Representatives from the United Kingdom, the EU, Canada, Sweden and Japan highlighted on 4 March the trade facilitation implementation support they were currently providing. Sweden's WTO ambassador Daniel Blockert said there were lots of programmes in place and lots of funds available to assist developing countries and LDCs with implementation. The challenge for potential recipients is to track down the programmes, he said, which underscored the importance of national focal points.
Bill Gain, Global Program Manager with the World Bank, noted that the Bank's support for trade facilitation-related projects increased from US$ 322 million in 2004 to US$ 7 billion in 2015. Fifty countries have already requested assistance under the Bank's Trade Facilitation Support Program (TFSP), which assists developing countries in reforming and aligning their trade facilitation laws, procedures, processes and systems to enable implementation of the TFA.
Several speakers highlighted the importance of existing initiatives such as TradeMark East Africa, which has been credited with substantially reducing the costs and time for overland shipping in the region, as well as new initiatives such as the Global Alliance for Trade Facilitation, a public-private platform that seeks to use private sector expertise and resources to support trade facilitation reforms.
Emphasis was also placed on the role of the WTO's Trade Facilitation Agreement Facility (TFAF) to support the ultimate goal of full implementation of the Agreement by all members. The Facility was formally launched on 22 July 2014 by WTO Director-General Roberto Azevêdo to help developing and LDC members assess their specific needs and to identify possible development partners to help them meet those needs.
Concluded at the WTO's 2013 Bali Ministerial Conference, the TFA contains provisions for expediting the movement, release and clearance of goods, including goods in transit. It also sets out measures for effective cooperation between customs and other appropriate authorities on trade facilitation and customs compliance issues. It further contains provisions for technical assistance and capacity building in this area.
The Protocol of Amendment inserting the TFA into Annex 1A of the WTO Agreement was subsequently adopted by the General Council on 27 November 2014. This in turn opened the door for members to formally ratify the TFA through their domestic legislative procedures.
The TFA broke new ground for developing and least-developed countries in the way it will be implemented.

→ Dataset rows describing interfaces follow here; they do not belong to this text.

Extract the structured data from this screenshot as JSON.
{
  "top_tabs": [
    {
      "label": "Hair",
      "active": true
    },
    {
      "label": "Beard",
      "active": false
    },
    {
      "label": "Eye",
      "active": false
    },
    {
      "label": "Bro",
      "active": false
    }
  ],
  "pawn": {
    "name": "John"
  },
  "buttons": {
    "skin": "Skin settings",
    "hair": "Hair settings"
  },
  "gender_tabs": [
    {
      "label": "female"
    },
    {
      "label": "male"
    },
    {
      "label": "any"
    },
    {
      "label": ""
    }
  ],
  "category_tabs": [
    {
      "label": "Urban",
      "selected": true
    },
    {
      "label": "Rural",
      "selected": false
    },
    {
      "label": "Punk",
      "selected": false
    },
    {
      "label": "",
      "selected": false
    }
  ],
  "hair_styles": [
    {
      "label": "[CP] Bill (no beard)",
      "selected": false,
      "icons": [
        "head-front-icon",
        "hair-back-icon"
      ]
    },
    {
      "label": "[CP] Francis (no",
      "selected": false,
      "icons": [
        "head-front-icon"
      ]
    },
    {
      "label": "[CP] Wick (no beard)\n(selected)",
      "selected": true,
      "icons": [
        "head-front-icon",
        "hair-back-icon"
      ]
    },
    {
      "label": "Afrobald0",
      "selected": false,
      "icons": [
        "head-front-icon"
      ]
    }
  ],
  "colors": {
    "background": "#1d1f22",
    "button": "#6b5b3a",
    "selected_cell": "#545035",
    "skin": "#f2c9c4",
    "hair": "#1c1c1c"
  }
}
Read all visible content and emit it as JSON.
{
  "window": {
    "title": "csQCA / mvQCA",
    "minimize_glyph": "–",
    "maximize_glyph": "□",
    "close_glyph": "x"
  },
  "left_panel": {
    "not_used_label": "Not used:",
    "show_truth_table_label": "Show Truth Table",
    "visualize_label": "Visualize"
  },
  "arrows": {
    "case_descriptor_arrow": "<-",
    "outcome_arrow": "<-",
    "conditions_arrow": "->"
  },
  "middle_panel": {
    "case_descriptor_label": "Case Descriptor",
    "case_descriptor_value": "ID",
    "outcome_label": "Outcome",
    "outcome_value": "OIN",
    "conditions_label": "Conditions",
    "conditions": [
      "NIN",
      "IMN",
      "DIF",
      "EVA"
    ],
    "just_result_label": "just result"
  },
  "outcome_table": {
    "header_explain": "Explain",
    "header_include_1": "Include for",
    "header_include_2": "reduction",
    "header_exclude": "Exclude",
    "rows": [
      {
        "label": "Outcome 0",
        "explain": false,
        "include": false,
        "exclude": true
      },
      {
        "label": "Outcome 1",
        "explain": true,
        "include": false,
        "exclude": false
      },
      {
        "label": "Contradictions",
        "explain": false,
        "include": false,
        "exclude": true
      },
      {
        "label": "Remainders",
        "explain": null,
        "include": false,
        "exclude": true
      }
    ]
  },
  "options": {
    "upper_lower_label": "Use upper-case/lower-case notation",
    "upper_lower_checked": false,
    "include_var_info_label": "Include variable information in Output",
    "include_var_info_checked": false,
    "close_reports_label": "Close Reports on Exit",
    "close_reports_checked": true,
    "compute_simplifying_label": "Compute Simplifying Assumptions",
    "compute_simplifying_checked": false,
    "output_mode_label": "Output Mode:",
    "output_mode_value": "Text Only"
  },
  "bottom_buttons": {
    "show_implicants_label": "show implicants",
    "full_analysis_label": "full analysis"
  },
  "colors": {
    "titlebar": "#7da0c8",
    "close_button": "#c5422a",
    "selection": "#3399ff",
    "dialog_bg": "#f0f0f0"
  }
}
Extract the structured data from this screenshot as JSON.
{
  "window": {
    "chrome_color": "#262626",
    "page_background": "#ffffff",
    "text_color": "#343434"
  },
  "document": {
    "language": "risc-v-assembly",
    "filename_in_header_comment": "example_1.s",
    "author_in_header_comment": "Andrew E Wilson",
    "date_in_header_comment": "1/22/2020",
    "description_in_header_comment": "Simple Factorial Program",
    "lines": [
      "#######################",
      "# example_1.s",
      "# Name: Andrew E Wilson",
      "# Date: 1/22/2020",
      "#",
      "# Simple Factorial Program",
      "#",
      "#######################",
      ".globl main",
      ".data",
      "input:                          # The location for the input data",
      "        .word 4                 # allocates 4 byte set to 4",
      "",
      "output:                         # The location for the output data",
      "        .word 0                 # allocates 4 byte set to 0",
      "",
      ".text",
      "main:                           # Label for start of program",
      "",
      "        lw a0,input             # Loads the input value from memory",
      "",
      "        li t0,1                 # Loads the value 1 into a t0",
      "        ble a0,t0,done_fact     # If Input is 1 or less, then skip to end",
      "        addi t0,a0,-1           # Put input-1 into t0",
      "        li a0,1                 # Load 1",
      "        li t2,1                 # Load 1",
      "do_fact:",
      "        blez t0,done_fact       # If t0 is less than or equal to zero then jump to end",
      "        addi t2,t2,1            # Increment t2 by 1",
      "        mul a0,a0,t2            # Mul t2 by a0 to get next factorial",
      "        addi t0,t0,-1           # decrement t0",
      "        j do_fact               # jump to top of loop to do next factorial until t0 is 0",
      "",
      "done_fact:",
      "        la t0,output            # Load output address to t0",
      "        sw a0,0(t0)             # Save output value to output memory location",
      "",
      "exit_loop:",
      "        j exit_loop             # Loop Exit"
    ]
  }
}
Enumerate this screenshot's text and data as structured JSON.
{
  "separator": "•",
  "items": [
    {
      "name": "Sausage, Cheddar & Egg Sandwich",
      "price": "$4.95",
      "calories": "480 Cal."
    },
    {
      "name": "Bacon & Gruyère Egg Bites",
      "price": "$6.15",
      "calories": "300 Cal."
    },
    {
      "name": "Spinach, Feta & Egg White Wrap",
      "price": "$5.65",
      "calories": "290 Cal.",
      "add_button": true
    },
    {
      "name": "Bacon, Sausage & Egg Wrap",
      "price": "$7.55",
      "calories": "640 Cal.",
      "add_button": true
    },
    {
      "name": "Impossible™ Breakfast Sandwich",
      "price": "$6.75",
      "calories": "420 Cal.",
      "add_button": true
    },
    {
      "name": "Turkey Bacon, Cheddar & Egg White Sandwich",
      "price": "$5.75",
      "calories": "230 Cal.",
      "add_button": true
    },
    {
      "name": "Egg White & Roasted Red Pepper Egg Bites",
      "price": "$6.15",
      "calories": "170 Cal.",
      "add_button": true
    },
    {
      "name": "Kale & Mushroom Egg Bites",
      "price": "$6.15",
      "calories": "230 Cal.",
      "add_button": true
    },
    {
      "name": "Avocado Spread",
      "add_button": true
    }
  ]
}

For the first time in WTO history, the requirement to implement the Agreement was directly linked to the capacity of the country to do so. In addition, the Agreement states that assistance and support should be provided to help them achieve that capacity.
The TFAF was also created at the request of developing countries and LDCs to help ensure that they receive the assistance needed to reap the full benefits of the TFA and to support the ultimate goal of full implementation of the new agreement by all members.
The PCTF is responsible for ensuring the expeditious entry into force of the Agreement and to prepare for the efficient operation of the Agreement upon its entry into force.
Implementation of the WTO Trade Facilitation Agreement has the potential to increase global merchandise exports by up to US$ 1 trillion per annum, according to the WTO’s flagship World Trade Report released on 26 October 2015. Significantly, the Report also found that developing countries will benefit significantly from the TFA, capturing more than half of the available gains.